Ones & Zeroes

I've only owned a few digital cameras in my life. Both of them were Nikon DSLRs. The first one was a D70, I think. I bought it for work, to take photos of promotional events for clients. I sold it during the recession because...well, because I needed a few bucks. Years later, I traded some Hasselblad gear for a Nikon D700. I shot a few dozen snaps with the D700 and it made really nice images. I traded the D700 for a Leica film rangefinder.

A couple of things I've learned about myself as a photographer is that I don't like heavy cameras and I don't like fiddly cameras. Both of the Nikons were fairly bulky blobs of metal and plastic by themselves. Outfitted with a zoom lens, they got downright heavy to lug around all day. And the menus and settings and such on the Nikons meant far too much fiddling for me. I am not a Luddite. Not scared of technology. I manage more digital marketing platforms on my job than I care to count. However, when it comes time to relax and enjoy photography, I don't want to fiddle with menus or manage complicated settings. I want to go out and take some photographs. I suppose that's what I like best about old mechanical film cameras. They are simple tools. And they never get in the way.

I set a goal for myself this year to become a more competent photographer. Go back and study the basics. Shoot and learn. I also decided that I wanted to add a digital camera to my arsenal. I love shooting film, but there are some times when it would be great to go out, shoot, come home and look at my output right away.

I spent a lot of time online, looking at options.
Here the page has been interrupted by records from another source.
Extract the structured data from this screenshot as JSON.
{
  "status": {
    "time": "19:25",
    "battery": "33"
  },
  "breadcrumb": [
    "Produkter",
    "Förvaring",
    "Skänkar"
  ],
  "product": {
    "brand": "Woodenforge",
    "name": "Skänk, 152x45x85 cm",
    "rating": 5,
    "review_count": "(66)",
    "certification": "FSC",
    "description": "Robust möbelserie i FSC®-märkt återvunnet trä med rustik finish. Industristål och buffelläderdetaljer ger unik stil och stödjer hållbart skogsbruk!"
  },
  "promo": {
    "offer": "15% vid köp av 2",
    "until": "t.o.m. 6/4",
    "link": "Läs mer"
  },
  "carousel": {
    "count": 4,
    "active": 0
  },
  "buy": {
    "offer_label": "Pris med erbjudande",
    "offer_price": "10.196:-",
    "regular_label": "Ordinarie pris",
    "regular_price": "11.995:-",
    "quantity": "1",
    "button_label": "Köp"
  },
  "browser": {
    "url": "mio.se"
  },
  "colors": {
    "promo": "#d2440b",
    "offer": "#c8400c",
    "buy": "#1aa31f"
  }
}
I knew that I didn't want to go the DSLR route, because of size and weight, even though I had some AF Nikkor lenses that would fit nicely. I could go in a different direction all together and get a Fuji or Sony body, but moving into a new camera system meant additional investment in lenses. I started thinking about the Leica lenses I had acquired and how much I enjoyed shooting the M cameras. How simple they were. How small and light. I knew I couldn't afford a new digital Leica, but there were used M8s and M9s and with some horse trading, I might be able to get a nice one without too much financial risk.

So that's how it came to be that with a few emails to my friend Ken Hansen, a trade and a bit of cash,  this Leica M9-P becomes only the third digital camera I have ever owned.
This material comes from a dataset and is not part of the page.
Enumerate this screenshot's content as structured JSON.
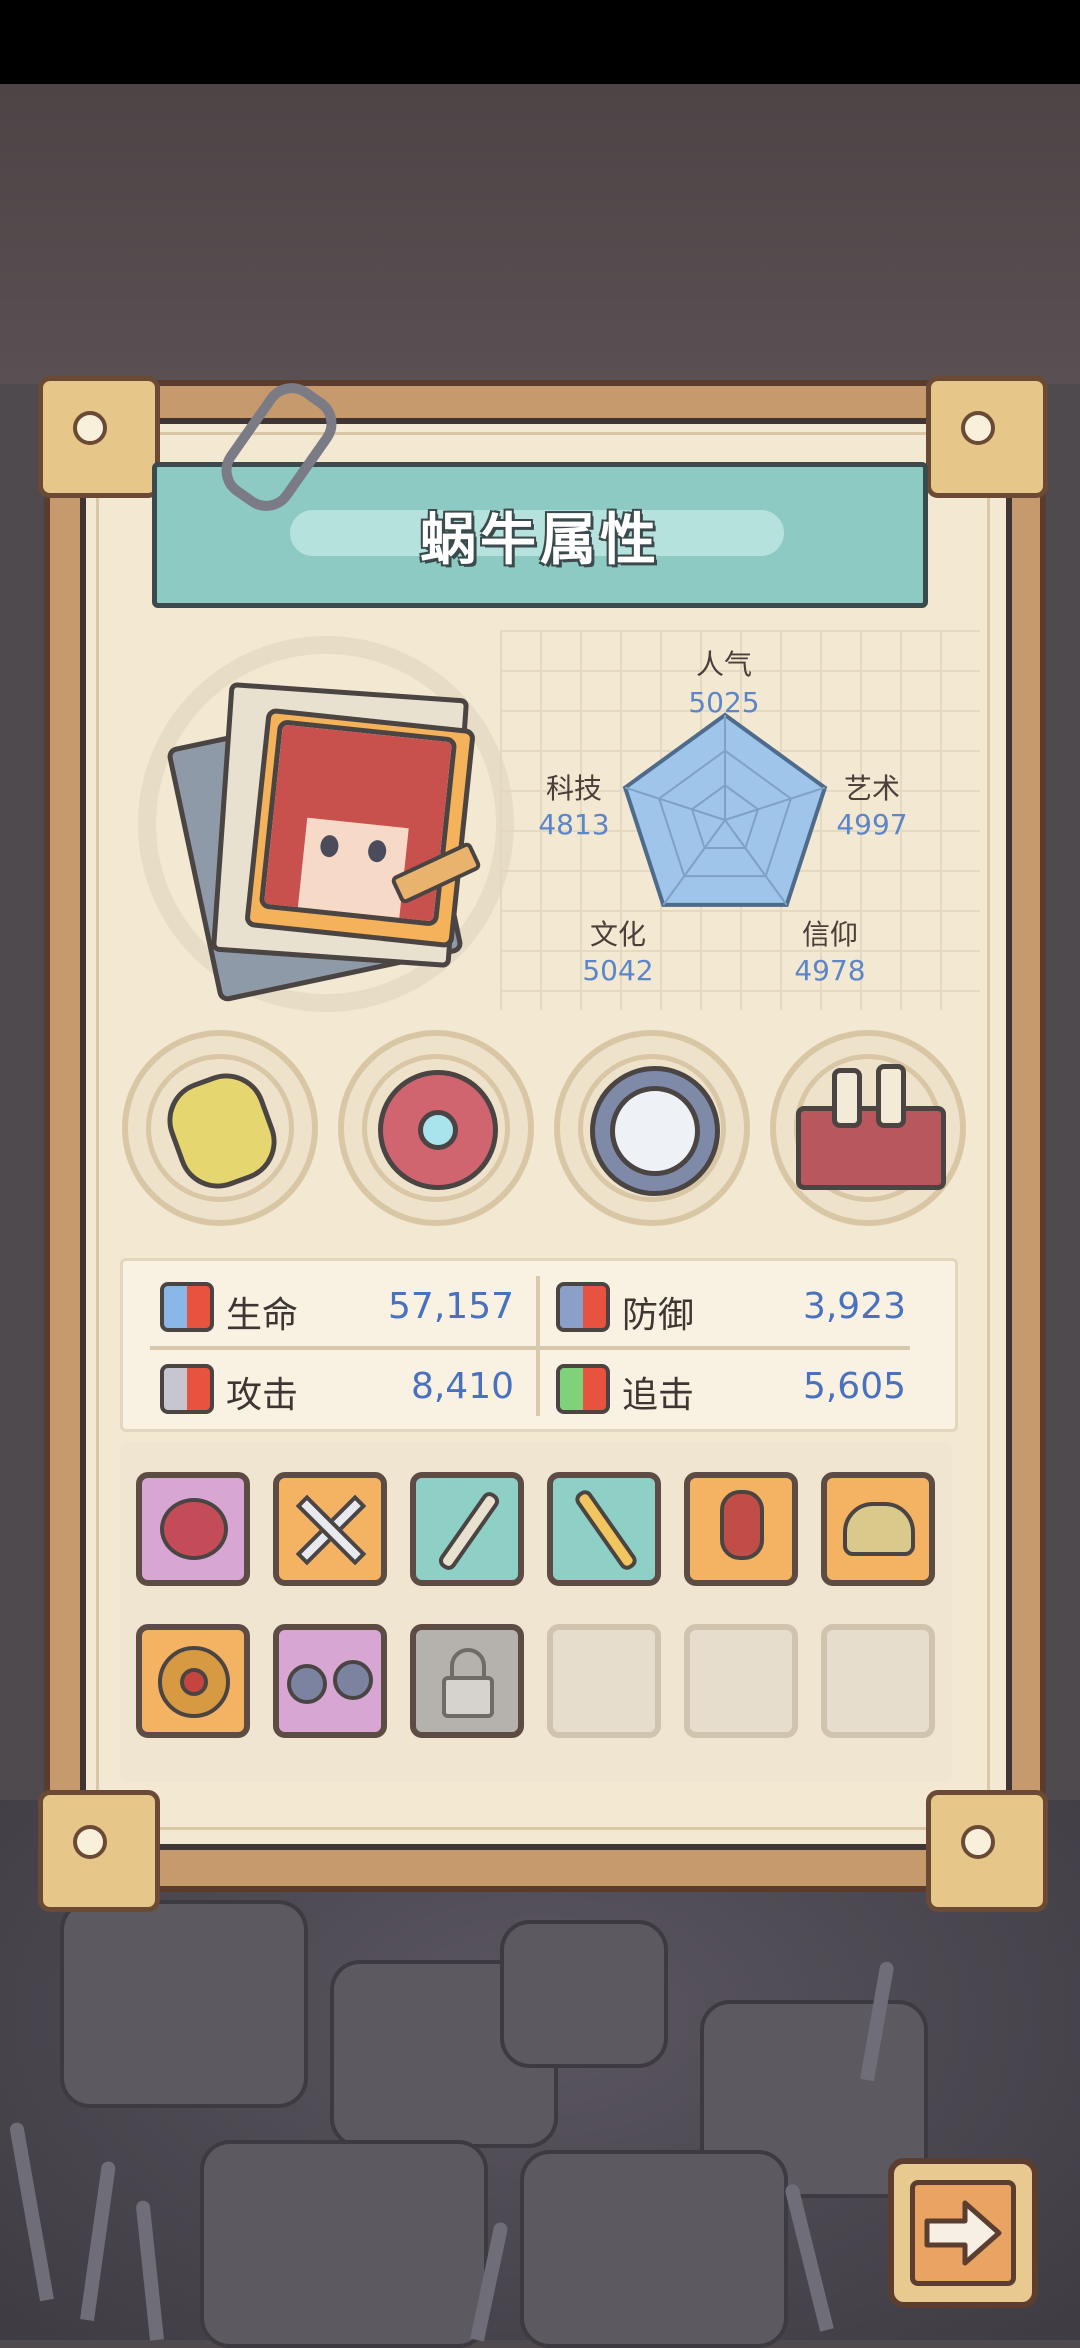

I plan to do a full review of this camera once I have driven her a few more miles. My first impression is that this is a camera that, for me, comes closest to the film experience in a digital camera. Very simple. Minimalist controls and menu. Small. Light. Wonderful feel in hand. Exceptional build quality. Very little fiddling. Compatible with all of my M-mount and LTM lenses.

A few hours after unboxing my M9-P, I headed out to the Sonoma County countryside and shot these images. Nothing spectacular, but I'm pleased with my first images from this camera.
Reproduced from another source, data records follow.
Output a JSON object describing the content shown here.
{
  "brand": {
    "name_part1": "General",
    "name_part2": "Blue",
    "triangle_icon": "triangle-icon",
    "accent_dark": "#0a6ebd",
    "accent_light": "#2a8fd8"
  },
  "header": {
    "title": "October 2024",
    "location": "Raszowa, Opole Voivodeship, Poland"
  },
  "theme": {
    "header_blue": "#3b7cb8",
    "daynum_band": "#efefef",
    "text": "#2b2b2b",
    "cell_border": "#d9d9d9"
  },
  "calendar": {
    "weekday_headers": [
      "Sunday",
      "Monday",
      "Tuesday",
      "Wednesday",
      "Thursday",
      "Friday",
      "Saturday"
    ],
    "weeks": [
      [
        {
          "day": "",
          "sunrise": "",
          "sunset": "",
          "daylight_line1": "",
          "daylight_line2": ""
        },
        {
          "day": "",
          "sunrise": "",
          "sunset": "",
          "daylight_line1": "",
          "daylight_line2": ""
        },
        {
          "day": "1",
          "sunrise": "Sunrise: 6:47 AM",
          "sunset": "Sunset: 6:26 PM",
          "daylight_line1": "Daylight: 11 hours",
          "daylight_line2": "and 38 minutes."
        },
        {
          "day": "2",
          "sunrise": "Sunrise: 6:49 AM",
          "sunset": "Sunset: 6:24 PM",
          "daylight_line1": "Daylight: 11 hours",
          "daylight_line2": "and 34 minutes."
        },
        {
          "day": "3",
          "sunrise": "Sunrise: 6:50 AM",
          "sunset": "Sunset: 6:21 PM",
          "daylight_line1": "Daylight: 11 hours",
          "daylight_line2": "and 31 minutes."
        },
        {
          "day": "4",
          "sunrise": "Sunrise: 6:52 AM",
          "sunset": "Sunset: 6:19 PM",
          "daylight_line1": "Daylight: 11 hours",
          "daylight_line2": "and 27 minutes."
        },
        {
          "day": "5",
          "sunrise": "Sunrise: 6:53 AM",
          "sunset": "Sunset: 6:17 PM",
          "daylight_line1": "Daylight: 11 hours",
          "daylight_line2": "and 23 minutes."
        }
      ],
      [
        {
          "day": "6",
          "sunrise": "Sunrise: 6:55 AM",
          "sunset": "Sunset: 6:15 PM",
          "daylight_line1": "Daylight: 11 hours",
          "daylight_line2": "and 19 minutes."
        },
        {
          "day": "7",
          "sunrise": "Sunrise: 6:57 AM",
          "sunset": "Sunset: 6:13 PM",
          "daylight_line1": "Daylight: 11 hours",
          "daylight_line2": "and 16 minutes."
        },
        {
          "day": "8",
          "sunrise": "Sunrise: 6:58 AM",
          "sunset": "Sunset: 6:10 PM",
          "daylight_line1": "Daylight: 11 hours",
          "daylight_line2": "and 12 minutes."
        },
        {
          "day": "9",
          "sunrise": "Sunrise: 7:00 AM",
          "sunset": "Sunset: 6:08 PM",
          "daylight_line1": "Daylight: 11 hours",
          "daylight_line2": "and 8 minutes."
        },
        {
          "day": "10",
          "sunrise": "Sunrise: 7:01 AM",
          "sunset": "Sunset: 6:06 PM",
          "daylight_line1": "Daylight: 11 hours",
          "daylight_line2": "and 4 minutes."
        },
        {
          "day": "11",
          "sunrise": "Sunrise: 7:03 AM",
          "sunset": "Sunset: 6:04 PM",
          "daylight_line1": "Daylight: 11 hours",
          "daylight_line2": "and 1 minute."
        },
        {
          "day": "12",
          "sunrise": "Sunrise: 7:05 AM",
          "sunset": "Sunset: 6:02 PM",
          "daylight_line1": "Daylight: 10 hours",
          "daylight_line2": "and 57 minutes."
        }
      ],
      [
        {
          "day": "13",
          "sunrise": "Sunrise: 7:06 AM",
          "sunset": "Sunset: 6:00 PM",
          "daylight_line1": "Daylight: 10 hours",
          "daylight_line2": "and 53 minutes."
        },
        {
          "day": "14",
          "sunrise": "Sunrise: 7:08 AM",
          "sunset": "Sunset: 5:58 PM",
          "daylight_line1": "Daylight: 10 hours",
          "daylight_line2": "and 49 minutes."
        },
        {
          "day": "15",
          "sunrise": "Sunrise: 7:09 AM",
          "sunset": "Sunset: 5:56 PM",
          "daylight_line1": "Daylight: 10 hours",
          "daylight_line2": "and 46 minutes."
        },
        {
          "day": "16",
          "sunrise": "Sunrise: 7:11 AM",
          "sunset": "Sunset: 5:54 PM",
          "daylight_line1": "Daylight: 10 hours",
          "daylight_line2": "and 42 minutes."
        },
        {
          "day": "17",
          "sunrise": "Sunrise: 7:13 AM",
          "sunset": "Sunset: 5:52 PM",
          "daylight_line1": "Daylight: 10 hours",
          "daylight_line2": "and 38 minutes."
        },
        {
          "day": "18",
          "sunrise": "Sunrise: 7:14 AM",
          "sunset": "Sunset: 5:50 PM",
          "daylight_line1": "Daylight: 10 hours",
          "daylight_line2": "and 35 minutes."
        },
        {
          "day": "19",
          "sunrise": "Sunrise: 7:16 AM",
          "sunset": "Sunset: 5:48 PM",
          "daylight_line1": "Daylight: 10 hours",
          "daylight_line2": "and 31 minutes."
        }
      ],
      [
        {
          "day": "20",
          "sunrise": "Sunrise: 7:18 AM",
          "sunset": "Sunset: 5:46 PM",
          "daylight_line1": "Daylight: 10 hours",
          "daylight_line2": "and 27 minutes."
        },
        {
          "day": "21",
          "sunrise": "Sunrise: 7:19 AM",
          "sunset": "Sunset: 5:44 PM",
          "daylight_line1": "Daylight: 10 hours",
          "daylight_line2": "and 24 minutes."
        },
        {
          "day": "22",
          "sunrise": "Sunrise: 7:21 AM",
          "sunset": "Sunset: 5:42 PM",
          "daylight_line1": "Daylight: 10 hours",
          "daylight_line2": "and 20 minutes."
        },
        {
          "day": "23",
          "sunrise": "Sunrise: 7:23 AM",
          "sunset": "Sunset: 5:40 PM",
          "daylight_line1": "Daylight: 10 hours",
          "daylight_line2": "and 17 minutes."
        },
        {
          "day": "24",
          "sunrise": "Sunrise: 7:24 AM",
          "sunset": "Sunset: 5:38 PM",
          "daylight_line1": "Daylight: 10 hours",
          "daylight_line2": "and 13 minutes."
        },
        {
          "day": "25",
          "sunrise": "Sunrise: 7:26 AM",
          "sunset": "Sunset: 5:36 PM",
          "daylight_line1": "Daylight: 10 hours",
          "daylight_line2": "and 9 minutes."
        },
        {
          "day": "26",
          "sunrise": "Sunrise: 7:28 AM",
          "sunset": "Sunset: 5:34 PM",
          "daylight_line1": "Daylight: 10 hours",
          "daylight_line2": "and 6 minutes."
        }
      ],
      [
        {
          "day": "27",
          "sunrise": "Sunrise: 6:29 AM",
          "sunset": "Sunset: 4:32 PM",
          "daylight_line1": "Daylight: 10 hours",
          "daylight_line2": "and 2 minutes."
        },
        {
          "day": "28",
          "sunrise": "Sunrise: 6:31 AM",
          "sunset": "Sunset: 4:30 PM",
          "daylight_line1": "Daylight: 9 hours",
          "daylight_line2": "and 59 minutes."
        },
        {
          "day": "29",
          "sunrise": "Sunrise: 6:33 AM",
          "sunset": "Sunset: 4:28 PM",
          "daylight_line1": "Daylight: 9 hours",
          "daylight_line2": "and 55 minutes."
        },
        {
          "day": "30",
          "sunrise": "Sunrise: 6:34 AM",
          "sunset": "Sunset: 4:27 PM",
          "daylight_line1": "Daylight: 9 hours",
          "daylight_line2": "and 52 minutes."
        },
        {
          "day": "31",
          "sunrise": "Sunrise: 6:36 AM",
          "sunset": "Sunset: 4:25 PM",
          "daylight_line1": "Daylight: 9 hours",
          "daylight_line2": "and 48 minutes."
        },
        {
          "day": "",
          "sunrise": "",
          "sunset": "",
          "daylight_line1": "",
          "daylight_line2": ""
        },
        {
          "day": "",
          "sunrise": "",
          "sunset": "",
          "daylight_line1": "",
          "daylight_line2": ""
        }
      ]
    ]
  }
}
I do like way the M9-P renders in black and white mode. Here's a monochrome selfie...

I plan to use the new digital Leica to learn and grow. Along side the chosen few film cameras I have, I hope I can become a better photographer in 2016.